Material for the task

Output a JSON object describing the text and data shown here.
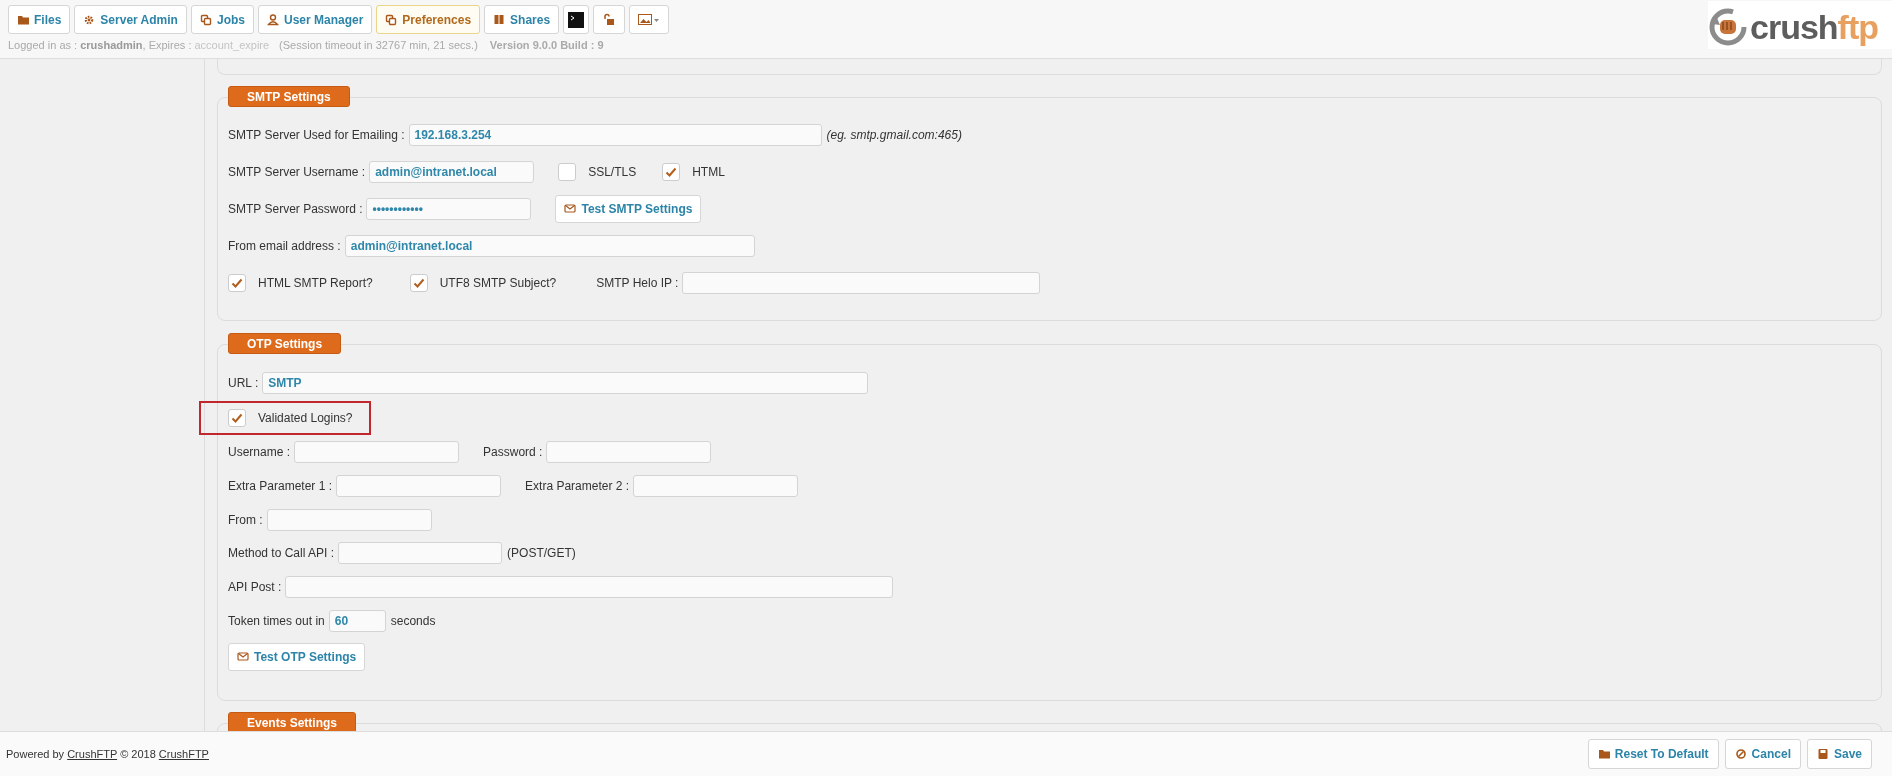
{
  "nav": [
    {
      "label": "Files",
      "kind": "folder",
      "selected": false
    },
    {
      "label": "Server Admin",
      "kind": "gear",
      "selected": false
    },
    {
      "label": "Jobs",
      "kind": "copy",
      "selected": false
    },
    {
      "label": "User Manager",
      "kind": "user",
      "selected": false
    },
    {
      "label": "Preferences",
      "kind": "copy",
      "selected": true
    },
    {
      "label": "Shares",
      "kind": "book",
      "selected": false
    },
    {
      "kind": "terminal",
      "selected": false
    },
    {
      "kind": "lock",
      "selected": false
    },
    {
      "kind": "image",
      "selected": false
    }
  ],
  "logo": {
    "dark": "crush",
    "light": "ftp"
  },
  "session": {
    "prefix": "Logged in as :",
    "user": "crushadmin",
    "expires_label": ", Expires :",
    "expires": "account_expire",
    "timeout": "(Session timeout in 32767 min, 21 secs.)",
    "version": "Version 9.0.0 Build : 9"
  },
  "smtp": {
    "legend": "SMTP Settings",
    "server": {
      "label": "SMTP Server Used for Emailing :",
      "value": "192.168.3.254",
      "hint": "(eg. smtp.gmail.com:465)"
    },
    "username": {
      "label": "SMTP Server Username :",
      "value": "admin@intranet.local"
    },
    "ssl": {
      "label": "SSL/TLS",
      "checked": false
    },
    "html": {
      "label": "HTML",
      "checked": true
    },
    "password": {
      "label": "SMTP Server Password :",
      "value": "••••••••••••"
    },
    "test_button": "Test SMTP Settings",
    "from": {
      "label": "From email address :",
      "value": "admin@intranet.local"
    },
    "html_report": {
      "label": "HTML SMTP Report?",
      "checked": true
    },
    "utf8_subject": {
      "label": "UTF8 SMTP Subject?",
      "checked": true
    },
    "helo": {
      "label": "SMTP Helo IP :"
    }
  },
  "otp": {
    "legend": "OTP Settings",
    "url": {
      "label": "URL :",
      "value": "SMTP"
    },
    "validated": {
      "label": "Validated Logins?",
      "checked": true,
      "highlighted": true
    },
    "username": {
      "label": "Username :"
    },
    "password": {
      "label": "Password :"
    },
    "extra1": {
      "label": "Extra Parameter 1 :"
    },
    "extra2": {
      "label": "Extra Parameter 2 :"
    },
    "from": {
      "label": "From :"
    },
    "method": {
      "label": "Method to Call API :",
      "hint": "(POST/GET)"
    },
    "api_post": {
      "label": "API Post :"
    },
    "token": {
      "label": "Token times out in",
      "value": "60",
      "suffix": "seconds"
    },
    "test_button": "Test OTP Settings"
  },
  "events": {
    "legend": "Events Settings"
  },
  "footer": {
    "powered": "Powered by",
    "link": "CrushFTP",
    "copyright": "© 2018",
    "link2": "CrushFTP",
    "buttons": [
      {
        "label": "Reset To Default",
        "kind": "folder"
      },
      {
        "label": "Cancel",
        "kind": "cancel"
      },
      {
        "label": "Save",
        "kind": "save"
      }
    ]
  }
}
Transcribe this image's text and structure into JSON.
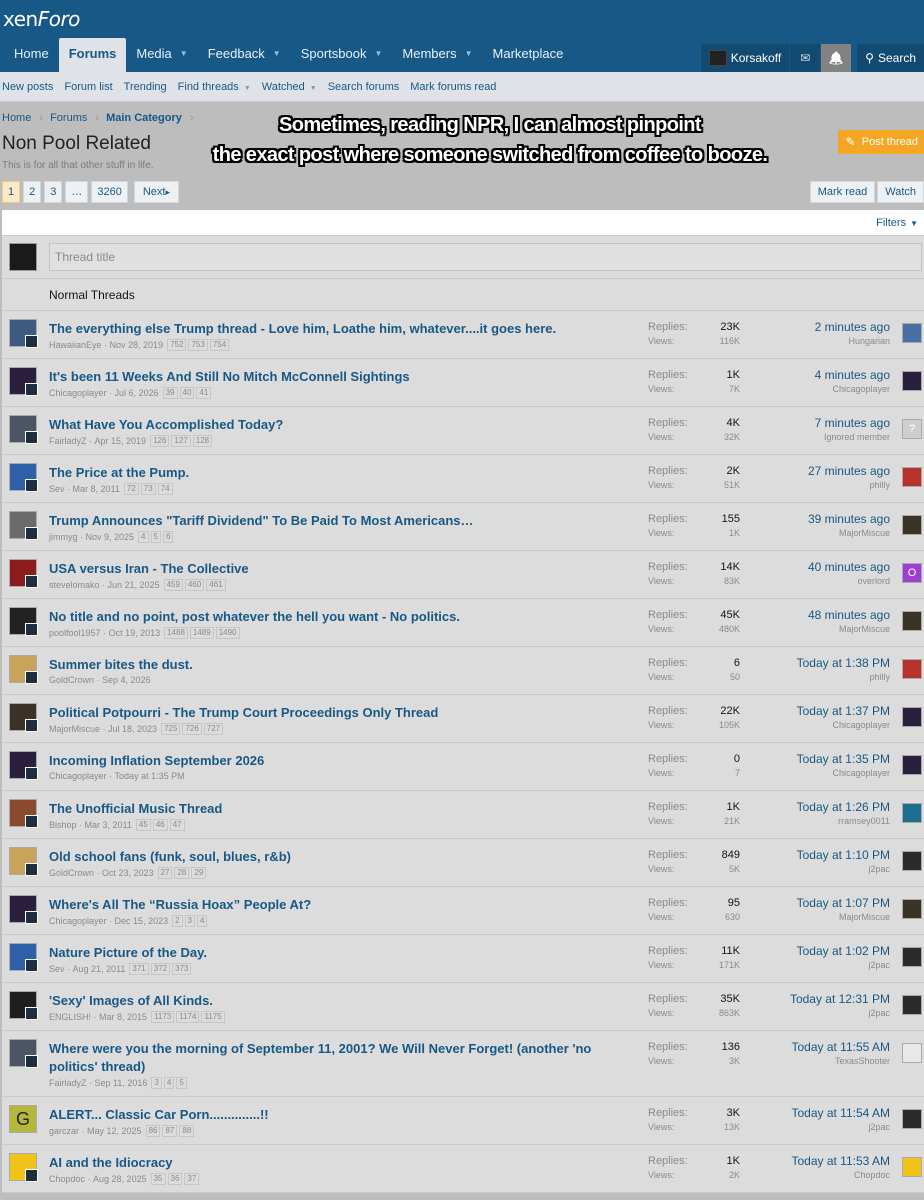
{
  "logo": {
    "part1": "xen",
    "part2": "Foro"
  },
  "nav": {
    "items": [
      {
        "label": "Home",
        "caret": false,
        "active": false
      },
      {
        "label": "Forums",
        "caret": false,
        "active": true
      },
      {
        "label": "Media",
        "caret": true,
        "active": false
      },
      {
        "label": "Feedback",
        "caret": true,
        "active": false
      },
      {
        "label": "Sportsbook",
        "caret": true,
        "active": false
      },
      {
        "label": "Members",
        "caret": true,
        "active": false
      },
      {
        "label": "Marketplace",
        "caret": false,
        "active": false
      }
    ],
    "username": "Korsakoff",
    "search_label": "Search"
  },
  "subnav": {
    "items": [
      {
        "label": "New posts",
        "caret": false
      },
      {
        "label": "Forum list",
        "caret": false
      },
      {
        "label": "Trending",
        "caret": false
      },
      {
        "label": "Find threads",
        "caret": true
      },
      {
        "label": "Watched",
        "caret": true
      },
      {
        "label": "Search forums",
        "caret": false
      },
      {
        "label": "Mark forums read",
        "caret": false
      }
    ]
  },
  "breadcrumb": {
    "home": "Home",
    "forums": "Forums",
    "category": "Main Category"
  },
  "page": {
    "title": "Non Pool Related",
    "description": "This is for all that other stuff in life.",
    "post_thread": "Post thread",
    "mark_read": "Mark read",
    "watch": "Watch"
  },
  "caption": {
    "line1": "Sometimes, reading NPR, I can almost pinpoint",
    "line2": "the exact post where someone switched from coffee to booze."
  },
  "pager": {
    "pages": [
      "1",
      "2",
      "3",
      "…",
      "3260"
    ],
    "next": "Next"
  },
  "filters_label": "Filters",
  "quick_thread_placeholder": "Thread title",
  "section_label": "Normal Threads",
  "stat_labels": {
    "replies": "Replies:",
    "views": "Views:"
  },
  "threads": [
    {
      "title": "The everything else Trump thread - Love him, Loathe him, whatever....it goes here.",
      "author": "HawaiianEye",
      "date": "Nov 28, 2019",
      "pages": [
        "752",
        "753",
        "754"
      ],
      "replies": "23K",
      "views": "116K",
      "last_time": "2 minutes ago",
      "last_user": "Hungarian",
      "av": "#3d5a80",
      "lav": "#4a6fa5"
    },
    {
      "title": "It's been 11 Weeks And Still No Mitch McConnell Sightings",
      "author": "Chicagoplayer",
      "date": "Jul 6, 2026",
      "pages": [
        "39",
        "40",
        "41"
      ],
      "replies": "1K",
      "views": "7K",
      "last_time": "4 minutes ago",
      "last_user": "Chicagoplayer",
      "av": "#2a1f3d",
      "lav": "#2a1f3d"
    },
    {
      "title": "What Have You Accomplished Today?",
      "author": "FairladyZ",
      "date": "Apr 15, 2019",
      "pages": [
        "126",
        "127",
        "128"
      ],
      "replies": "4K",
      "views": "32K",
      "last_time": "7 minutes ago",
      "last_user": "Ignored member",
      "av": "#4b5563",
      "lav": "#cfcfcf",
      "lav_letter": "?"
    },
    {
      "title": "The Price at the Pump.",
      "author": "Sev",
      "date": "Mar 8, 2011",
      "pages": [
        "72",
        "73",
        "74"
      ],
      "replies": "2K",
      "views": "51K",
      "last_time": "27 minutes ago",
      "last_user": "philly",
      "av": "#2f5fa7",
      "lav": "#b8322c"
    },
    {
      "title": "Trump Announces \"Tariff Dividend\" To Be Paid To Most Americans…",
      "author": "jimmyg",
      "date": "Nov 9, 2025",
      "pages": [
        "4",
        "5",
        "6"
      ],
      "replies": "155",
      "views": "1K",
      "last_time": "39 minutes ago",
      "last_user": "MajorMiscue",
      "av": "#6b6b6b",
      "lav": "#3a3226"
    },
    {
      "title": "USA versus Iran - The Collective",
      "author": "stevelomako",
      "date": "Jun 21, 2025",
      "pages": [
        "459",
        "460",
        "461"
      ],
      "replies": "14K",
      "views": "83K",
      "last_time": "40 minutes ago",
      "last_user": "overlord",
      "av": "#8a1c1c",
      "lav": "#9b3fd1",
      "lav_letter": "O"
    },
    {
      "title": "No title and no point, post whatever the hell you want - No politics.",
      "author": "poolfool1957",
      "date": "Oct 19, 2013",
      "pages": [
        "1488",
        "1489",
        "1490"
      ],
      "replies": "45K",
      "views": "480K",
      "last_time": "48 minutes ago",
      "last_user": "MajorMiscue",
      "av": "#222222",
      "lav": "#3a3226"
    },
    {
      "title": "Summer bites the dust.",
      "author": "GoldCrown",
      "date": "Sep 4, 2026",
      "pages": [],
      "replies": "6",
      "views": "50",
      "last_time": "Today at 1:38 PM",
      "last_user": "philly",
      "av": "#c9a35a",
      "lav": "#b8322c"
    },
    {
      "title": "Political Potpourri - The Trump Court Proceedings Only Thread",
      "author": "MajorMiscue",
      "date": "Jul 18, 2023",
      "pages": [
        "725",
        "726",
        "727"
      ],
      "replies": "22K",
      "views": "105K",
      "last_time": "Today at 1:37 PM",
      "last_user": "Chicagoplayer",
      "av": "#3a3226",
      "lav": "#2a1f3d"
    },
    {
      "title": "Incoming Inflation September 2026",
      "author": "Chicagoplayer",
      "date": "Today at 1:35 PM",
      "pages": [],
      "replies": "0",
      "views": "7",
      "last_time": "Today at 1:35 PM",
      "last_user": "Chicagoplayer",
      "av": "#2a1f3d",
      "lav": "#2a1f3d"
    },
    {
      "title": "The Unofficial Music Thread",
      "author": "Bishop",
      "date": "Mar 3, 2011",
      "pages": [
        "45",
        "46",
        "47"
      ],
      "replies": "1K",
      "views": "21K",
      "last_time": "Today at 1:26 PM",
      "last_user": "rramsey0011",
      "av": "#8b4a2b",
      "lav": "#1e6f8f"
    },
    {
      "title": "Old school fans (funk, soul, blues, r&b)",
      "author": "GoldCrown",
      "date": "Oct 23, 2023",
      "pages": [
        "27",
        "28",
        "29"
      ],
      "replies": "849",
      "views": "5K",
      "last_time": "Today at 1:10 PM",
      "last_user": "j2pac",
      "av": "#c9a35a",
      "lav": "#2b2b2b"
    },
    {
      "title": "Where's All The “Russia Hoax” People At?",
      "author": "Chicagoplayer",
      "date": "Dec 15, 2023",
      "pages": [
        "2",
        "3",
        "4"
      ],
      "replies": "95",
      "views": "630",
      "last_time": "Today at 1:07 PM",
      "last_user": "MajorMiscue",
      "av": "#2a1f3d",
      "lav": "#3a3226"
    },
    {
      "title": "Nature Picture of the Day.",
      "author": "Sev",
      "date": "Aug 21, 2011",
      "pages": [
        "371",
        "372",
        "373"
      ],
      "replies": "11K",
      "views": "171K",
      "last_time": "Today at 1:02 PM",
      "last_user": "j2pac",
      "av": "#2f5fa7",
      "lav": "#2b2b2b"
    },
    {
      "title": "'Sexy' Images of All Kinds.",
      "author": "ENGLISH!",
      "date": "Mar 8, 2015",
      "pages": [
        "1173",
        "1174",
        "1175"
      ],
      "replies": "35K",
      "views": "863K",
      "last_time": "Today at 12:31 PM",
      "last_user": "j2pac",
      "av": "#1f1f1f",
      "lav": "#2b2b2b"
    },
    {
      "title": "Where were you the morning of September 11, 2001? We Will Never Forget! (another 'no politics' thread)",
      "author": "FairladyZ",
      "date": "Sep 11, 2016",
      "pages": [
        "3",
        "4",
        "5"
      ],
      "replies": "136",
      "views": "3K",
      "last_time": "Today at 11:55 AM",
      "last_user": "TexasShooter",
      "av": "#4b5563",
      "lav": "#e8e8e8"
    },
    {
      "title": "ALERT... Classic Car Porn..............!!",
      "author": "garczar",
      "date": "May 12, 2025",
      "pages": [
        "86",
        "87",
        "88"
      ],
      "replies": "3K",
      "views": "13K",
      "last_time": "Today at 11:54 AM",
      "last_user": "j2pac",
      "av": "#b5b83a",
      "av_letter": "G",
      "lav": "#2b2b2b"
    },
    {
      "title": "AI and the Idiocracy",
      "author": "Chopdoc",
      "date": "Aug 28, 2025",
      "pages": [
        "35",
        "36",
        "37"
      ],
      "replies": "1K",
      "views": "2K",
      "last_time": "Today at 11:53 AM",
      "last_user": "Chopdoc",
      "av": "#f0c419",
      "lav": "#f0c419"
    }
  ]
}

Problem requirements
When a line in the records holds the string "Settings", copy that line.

Final answer
    "legend": "SMTP Settings",
    "test_button": "Test SMTP Settings",
    "legend": "OTP Settings",
    "test_button": "Test OTP Settings"
    "legend": "Events Settings"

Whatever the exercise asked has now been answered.